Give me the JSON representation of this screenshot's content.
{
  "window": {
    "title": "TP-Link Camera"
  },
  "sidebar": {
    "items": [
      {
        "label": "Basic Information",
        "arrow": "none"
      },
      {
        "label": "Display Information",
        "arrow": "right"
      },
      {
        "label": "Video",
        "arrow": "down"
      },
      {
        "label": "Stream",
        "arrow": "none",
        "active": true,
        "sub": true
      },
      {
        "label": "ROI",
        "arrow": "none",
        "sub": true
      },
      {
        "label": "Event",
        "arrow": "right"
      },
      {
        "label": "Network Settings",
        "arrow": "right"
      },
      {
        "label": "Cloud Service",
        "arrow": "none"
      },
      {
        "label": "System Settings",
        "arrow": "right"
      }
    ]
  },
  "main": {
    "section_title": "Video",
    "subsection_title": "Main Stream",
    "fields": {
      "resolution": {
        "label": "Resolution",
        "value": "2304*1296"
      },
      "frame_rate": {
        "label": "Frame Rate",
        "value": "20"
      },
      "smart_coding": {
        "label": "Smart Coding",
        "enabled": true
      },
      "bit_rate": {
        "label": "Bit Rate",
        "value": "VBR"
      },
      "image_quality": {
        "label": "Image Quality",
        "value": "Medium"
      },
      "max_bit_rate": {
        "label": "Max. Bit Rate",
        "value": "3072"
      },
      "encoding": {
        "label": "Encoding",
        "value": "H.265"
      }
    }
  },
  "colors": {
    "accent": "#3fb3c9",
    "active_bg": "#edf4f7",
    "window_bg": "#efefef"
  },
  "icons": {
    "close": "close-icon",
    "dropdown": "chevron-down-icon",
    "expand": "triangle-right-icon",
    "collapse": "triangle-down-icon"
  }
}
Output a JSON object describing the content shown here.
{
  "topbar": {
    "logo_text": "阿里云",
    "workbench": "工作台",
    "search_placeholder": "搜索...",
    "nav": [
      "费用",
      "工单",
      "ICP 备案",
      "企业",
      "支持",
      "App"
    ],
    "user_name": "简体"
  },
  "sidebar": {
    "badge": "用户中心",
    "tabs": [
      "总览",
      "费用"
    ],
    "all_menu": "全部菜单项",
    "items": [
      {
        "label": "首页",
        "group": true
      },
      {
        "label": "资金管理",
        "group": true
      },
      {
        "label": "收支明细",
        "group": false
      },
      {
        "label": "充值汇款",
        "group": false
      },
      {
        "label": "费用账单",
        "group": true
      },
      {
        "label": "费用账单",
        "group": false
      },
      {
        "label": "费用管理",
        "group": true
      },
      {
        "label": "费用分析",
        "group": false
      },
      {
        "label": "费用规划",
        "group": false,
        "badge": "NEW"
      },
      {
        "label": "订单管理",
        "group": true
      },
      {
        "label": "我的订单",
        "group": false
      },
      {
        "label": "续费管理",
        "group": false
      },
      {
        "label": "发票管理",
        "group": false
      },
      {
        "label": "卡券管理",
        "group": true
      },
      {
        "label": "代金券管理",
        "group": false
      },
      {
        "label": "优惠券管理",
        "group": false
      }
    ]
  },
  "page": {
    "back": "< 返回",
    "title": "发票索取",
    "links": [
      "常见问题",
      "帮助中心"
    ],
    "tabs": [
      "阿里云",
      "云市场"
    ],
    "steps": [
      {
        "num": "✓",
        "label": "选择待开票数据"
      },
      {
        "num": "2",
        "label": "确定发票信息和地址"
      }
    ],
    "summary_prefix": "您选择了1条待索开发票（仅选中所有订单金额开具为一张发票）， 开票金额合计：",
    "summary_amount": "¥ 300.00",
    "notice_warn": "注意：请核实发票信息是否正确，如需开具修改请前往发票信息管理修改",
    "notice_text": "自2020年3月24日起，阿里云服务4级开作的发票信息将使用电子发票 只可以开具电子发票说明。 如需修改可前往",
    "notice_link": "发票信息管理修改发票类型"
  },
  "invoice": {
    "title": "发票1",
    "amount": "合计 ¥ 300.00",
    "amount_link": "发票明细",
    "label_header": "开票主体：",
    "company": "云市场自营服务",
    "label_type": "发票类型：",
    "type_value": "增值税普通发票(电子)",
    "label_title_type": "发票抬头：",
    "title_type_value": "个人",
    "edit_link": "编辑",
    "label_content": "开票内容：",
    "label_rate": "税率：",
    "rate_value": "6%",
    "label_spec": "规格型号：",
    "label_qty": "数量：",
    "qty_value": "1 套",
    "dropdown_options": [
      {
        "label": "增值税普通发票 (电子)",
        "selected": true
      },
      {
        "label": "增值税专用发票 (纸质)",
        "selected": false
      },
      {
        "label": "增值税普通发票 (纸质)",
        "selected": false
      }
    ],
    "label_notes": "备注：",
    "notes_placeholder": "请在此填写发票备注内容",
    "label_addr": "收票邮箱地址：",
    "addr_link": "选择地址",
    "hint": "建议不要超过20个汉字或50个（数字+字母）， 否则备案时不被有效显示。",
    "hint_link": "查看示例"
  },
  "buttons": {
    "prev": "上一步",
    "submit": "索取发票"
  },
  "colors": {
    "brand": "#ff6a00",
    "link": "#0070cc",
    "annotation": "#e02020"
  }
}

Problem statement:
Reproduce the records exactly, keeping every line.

Exercise response:
Give me the JSON representation of this screenshot's content.
{
  "window": {
    "title": "TP-Link Camera"
  },
  "sidebar": {
    "items": [
      {
        "label": "Basic Information",
        "arrow": "none"
      },
      {
        "label": "Display Information",
        "arrow": "right"
      },
      {
        "label": "Video",
        "arrow": "down"
      },
      {
        "label": "Stream",
        "arrow": "none",
        "active": true,
        "sub": true
      },
      {
        "label": "ROI",
        "arrow": "none",
        "sub": true
      },
      {
        "label": "Event",
        "arrow": "right"
      },
      {
        "label": "Network Settings",
        "arrow": "right"
      },
      {
        "label": "Cloud Service",
        "arrow": "none"
      },
      {
        "label": "System Settings",
        "arrow": "right"
      }
    ]
  },
  "main": {
    "section_title": "Video",
    "subsection_title": "Main Stream",
    "fields": {
      "resolution": {
        "label": "Resolution",
        "value": "2304*1296"
      },
      "frame_rate": {
        "label": "Frame Rate",
        "value": "20"
      },
      "smart_coding": {
        "label": "Smart Coding",
        "enabled": true
      },
      "bit_rate": {
        "label": "Bit Rate",
        "value": "VBR"
      },
      "image_quality": {
        "label": "Image Quality",
        "value": "Medium"
      },
      "max_bit_rate": {
        "label": "Max. Bit Rate",
        "value": "3072"
      },
      "encoding": {
        "label": "Encoding",
        "value": "H.265"
      }
    }
  },
  "colors": {
    "accent": "#3fb3c9",
    "active_bg": "#edf4f7",
    "window_bg": "#efefef"
  },
  "icons": {
    "close": "close-icon",
    "dropdown": "chevron-down-icon",
    "expand": "triangle-right-icon",
    "collapse": "triangle-down-icon"
  }
}
Output a JSON object describing the content shown here.
{
  "topbar": {
    "logo_text": "阿里云",
    "workbench": "工作台",
    "search_placeholder": "搜索...",
    "nav": [
      "费用",
      "工单",
      "ICP 备案",
      "企业",
      "支持",
      "App"
    ],
    "user_name": "简体"
  },
  "sidebar": {
    "badge": "用户中心",
    "tabs": [
      "总览",
      "费用"
    ],
    "all_menu": "全部菜单项",
    "items": [
      {
        "label": "首页",
        "group": true
      },
      {
        "label": "资金管理",
        "group": true
      },
      {
        "label": "收支明细",
        "group": false
      },
      {
        "label": "充值汇款",
        "group": false
      },
      {
        "label": "费用账单",
        "group": true
      },
      {
        "label": "费用账单",
        "group": false
      },
      {
        "label": "费用管理",
        "group": true
      },
      {
        "label": "费用分析",
        "group": false
      },
      {
        "label": "费用规划",
        "group": false,
        "badge": "NEW"
      },
      {
        "label": "订单管理",
        "group": true
      },
      {
        "label": "我的订单",
        "group": false
      },
      {
        "label": "续费管理",
        "group": false
      },
      {
        "label": "发票管理",
        "group": false
      },
      {
        "label": "卡券管理",
        "group": true
      },
      {
        "label": "代金券管理",
        "group": false
      },
      {
        "label": "优惠券管理",
        "group": false
      }
    ]
  },
  "page": {
    "back": "< 返回",
    "title": "发票索取",
    "links": [
      "常见问题",
      "帮助中心"
    ],
    "tabs": [
      "阿里云",
      "云市场"
    ],
    "steps": [
      {
        "num": "✓",
        "label": "选择待开票数据"
      },
      {
        "num": "2",
        "label": "确定发票信息和地址"
      }
    ],
    "summary_prefix": "您选择了1条待索开发票（仅选中所有订单金额开具为一张发票）， 开票金额合计：",
    "summary_amount": "¥ 300.00",
    "notice_warn": "注意：请核实发票信息是否正确，如需开具修改请前往发票信息管理修改",
    "notice_text": "自2020年3月24日起，阿里云服务4级开作的发票信息将使用电子发票 只可以开具电子发票说明。 如需修改可前往",
    "notice_link": "发票信息管理修改发票类型"
  },
  "invoice": {
    "title": "发票1",
    "amount": "合计 ¥ 300.00",
    "amount_link": "发票明细",
    "label_header": "开票主体：",
    "company": "云市场自营服务",
    "label_type": "发票类型：",
    "type_value": "增值税普通发票(电子)",
    "label_title_type": "发票抬头：",
    "title_type_value": "个人",
    "edit_link": "编辑",
    "label_content": "开票内容：",
    "label_rate": "税率：",
    "rate_value": "6%",
    "label_spec": "规格型号：",
    "label_qty": "数量：",
    "qty_value": "1 套",
    "dropdown_options": [
      {
        "label": "增值税普通发票 (电子)",
        "selected": true
      },
      {
        "label": "增值税专用发票 (纸质)",
        "selected": false
      },
      {
        "label": "增值税普通发票 (纸质)",
        "selected": false
      }
    ],
    "label_notes": "备注：",
    "notes_placeholder": "请在此填写发票备注内容",
    "label_addr": "收票邮箱地址：",
    "addr_link": "选择地址",
    "hint": "建议不要超过20个汉字或50个（数字+字母）， 否则备案时不被有效显示。",
    "hint_link": "查看示例"
  },
  "buttons": {
    "prev": "上一步",
    "submit": "索取发票"
  },
  "colors": {
    "brand": "#ff6a00",
    "link": "#0070cc",
    "annotation": "#e02020"
  }
}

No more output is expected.